**App and web page records**:
____________

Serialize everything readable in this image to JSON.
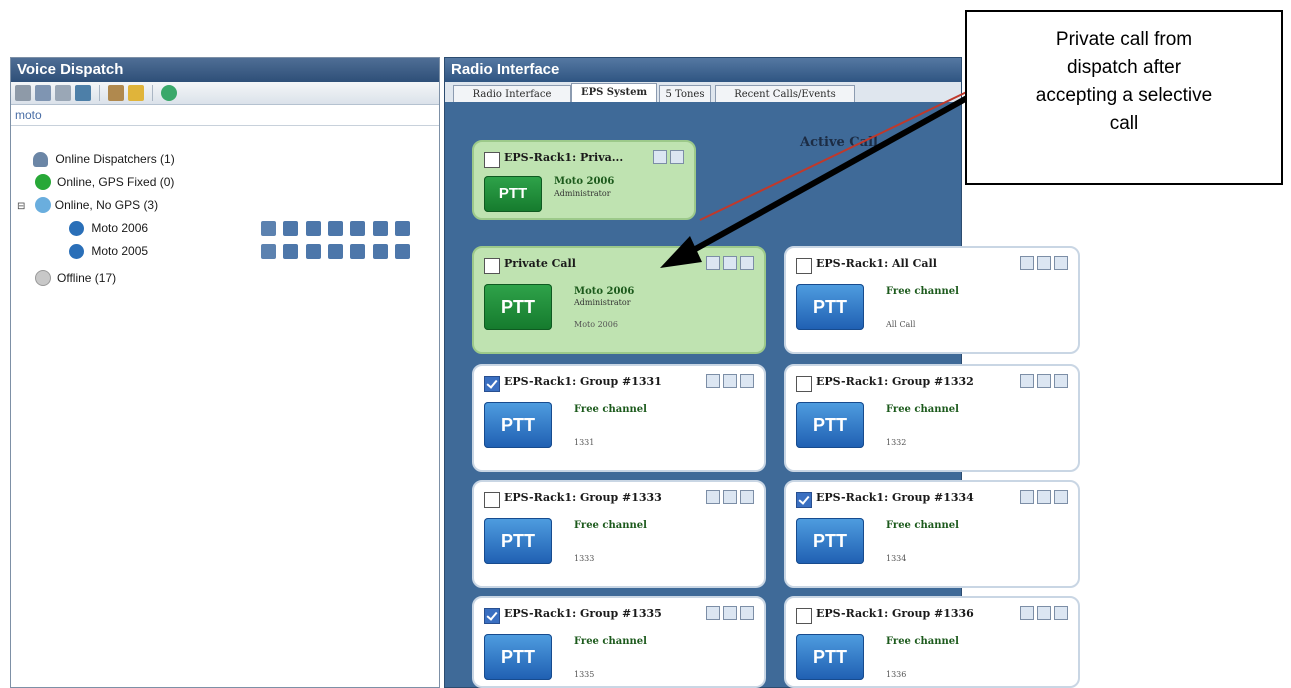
{
  "left_panel": {
    "title": "Voice Dispatch",
    "search_value": "moto",
    "tree": [
      {
        "label": "Online Dispatchers (1)",
        "icon": "dispatcher-icon"
      },
      {
        "label": "Online, GPS Fixed (0)",
        "color": "#28a838"
      },
      {
        "label": "Online, No GPS (3)",
        "color": "#6aaede",
        "expander": "⊟"
      },
      {
        "label": "Moto 2006",
        "icon": "radio-user-icon"
      },
      {
        "label": "Moto 2005",
        "icon": "radio-user-icon"
      },
      {
        "label": "Offline (17)",
        "color": "#c8c8c8"
      }
    ],
    "colors": {
      "gps_fixed": "#28a838",
      "no_gps": "#6aaede",
      "offline": "#c8c8c8"
    }
  },
  "right_panel": {
    "title": "Radio Interface",
    "tabs": [
      "Radio Interface",
      "EPS System",
      "5 Tones",
      "Recent Calls/Events"
    ],
    "active_tab": "EPS System",
    "active_call_label": "Active Call",
    "ptt_label": "PTT",
    "cards": [
      {
        "title": "EPS-Rack1: Priva...",
        "line1": "Moto 2006",
        "line2": "Administrator",
        "line3": "",
        "checked": false,
        "style": "green"
      },
      {
        "title": "Private Call",
        "line1": "Moto 2006",
        "line2": "Administrator",
        "line3": "Moto 2006",
        "checked": false,
        "style": "green"
      },
      {
        "title": "EPS-Rack1: All Call",
        "line1": "Free channel",
        "line2": "",
        "line3": "All Call",
        "checked": false,
        "style": "blue"
      },
      {
        "title": "EPS-Rack1: Group #1331",
        "line1": "Free channel",
        "line2": "",
        "line3": "1331",
        "checked": true,
        "style": "blue"
      },
      {
        "title": "EPS-Rack1: Group #1332",
        "line1": "Free channel",
        "line2": "",
        "line3": "1332",
        "checked": false,
        "style": "blue"
      },
      {
        "title": "EPS-Rack1: Group #1333",
        "line1": "Free channel",
        "line2": "",
        "line3": "1333",
        "checked": false,
        "style": "blue"
      },
      {
        "title": "EPS-Rack1: Group #1334",
        "line1": "Free channel",
        "line2": "",
        "line3": "1334",
        "checked": true,
        "style": "blue"
      },
      {
        "title": "EPS-Rack1: Group #1335",
        "line1": "Free channel",
        "line2": "",
        "line3": "1335",
        "checked": true,
        "style": "blue"
      },
      {
        "title": "EPS-Rack1: Group #1336",
        "line1": "Free channel",
        "line2": "",
        "line3": "1336",
        "checked": false,
        "style": "blue"
      }
    ]
  },
  "callout": {
    "lines": [
      "Private call from",
      "dispatch after",
      "accepting a selective",
      "call"
    ]
  }
}
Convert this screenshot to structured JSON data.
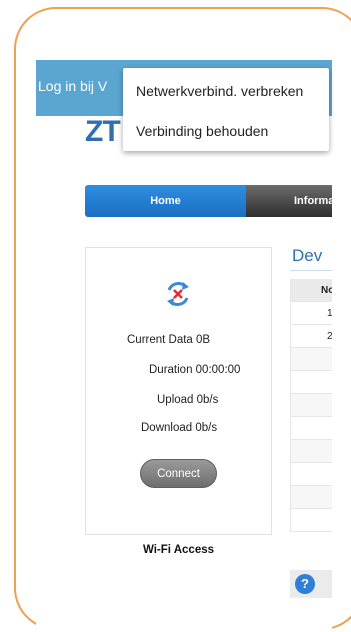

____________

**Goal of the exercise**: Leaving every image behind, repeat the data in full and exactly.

**Answer for this exercise**:
Serialize everything readable in this image to JSON.
{
  "left_panel": {
    "title": "Voice Dispatch",
    "search_value": "moto",
    "tree": [
      {
        "label": "Online Dispatchers (1)",
        "icon": "dispatcher-icon"
      },
      {
        "label": "Online, GPS Fixed (0)",
        "color": "#28a838"
      },
      {
        "label": "Online, No GPS (3)",
        "color": "#6aaede",
        "expander": "⊟"
      },
      {
        "label": "Moto 2006",
        "icon": "radio-user-icon"
      },
      {
        "label": "Moto 2005",
        "icon": "radio-user-icon"
      },
      {
        "label": "Offline (17)",
        "color": "#c8c8c8"
      }
    ],
    "colors": {
      "gps_fixed": "#28a838",
      "no_gps": "#6aaede",
      "offline": "#c8c8c8"
    }
  },
  "right_panel": {
    "title": "Radio Interface",
    "tabs": [
      "Radio Interface",
      "EPS System",
      "5 Tones",
      "Recent Calls/Events"
    ],
    "active_tab": "EPS System",
    "active_call_label": "Active Call",
    "ptt_label": "PTT",
    "cards": [
      {
        "title": "EPS-Rack1: Priva...",
        "line1": "Moto 2006",
        "line2": "Administrator",
        "line3": "",
        "checked": false,
        "style": "green"
      },
      {
        "title": "Private Call",
        "line1": "Moto 2006",
        "line2": "Administrator",
        "line3": "Moto 2006",
        "checked": false,
        "style": "green"
      },
      {
        "title": "EPS-Rack1: All Call",
        "line1": "Free channel",
        "line2": "",
        "line3": "All Call",
        "checked": false,
        "style": "blue"
      },
      {
        "title": "EPS-Rack1: Group #1331",
        "line1": "Free channel",
        "line2": "",
        "line3": "1331",
        "checked": true,
        "style": "blue"
      },
      {
        "title": "EPS-Rack1: Group #1332",
        "line1": "Free channel",
        "line2": "",
        "line3": "1332",
        "checked": false,
        "style": "blue"
      },
      {
        "title": "EPS-Rack1: Group #1333",
        "line1": "Free channel",
        "line2": "",
        "line3": "1333",
        "checked": false,
        "style": "blue"
      },
      {
        "title": "EPS-Rack1: Group #1334",
        "line1": "Free channel",
        "line2": "",
        "line3": "1334",
        "checked": true,
        "style": "blue"
      },
      {
        "title": "EPS-Rack1: Group #1335",
        "line1": "Free channel",
        "line2": "",
        "line3": "1335",
        "checked": true,
        "style": "blue"
      },
      {
        "title": "EPS-Rack1: Group #1336",
        "line1": "Free channel",
        "line2": "",
        "line3": "1336",
        "checked": false,
        "style": "blue"
      }
    ]
  },
  "callout": {
    "lines": [
      "Private call from",
      "dispatch after",
      "accepting a selective",
      "call"
    ]
  }
}
Convert this screenshot to structured JSON data.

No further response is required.